Helping Harness Human Capacity

Can A Church’s Annual Report Dance?

February is when many churches have their “annual meetings”. These meetings include the passing of the annual budget and the receiving of reports from the various groups in the church. Often these reports are captured in the “annual report book”, which includes write ups by pastoral staff and various committees and groups, such as deacons, missions, Christian education, worship. Also often included represented are organizations the church supports financially, such as schools and colleges, mission organizations, relief organizations, local missions.

I confess that I have to make it a discipline to read through all these reports, (unless I happen to be the author of one of them!) Perhaps others feel the same. Some of these reports have a similar tone or content each year. It can be a challenge to give the respect due this important annual story of the church.

A good question to use to stimulate creativity in addressing any problem is “does it have to be that way?” Another smart question is “What if..”. Applying those questions to the situation where the significant work of the church gets short shrift from members, one could ask “Does the annual reporting process have to be dull, even plodding?” And… “What if a way were found to bring the reporting to life, to make it dance?”

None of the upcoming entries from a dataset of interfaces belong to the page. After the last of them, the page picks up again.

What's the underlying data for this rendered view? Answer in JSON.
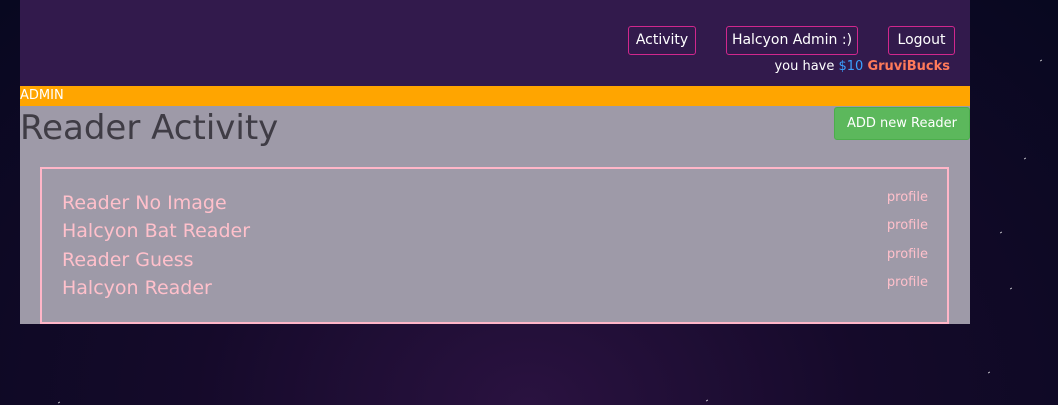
{
  "header": {
    "nav": {
      "activity_label": "Activity",
      "admin_label": "Halcyon Admin :)",
      "logout_label": "Logout"
    },
    "bucks": {
      "prefix": "you have ",
      "amount": "$10",
      "currency": "GruviBucks"
    }
  },
  "role_bar": {
    "label": "ADMIN"
  },
  "main": {
    "title": "Reader Activity",
    "add_button_label": "ADD new Reader",
    "readers": [
      {
        "name": "Reader No Image",
        "link": "profile"
      },
      {
        "name": "Halcyon Bat Reader",
        "link": "profile"
      },
      {
        "name": "Reader Guess",
        "link": "profile"
      },
      {
        "name": "Halcyon Reader",
        "link": "profile"
      }
    ]
  },
  "colors": {
    "header_bg": "#321a4c",
    "nav_border": "#d1278d",
    "admin_bar": "#ffa500",
    "content_bg": "#9e9aa8",
    "add_button": "#5cb85c",
    "reader_text": "#ffc0cb",
    "bucks_amount": "#3aa0ff",
    "bucks_name": "#ff7a5a"
  }
}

Let me suggest one way to bring life to reporting. I have often heard the phrase “worship and work are one”. That can mean that our work should be one aspect of how we serve God. I think, in the case of the annual reporting process, there could be an even closer connection. What if one were to treat the Annual Report Book as a prompt to prayer and praise? What if the reporting process was to take the form of an actual worship service? Each report would be represented by a person. Each person would bring a symbol representing their report to the front of the church. The pastor might bring a Bible; the Sunday School class which is focusing on peace justice might bring a dove; the deacons might bring a shawl; the relief agency representative might bring a bag of grain, etc.

After the person has brought their symbol to the front, they would be allowed a tweet length verbal statement (or perhaps double tweet for the pastor!). After each report there would be an appropriate prayer and or worship song. The prayer might be formulaic, such as a call and response between worship leader and congregation, e.g. “Lord, for the gift of (name the item being reported on), we give you thanks and praise.” The songs could be chosen to reflect the activity described in the report. Scriptures could also be woven into the service, as well as visuals.

Various additional enrichments to the service could be conceived. Some “lesser known” parts of the work of the church might deserve the opportunity for a story to be told. I am reminded of a mysterious snippet of a story I heard one year from the trustees, who noticed that a certain task at the church was completed without being assigned. And certainly this type of worship service celebrating the work of God through the ministries of the church would go well with a potluck.

The annual meeting and report are important parts of the work of the church. Perhaps the suggestion above would be one way, and surely there are others, to make the annual report dance!

1 Comment »

  1. Dan Nighswander said,

    February 8, 2011 @ 3:10 pm

    These are good suggestions, and timely. Thanks for sharing your creativity and passion.

Leave a Comment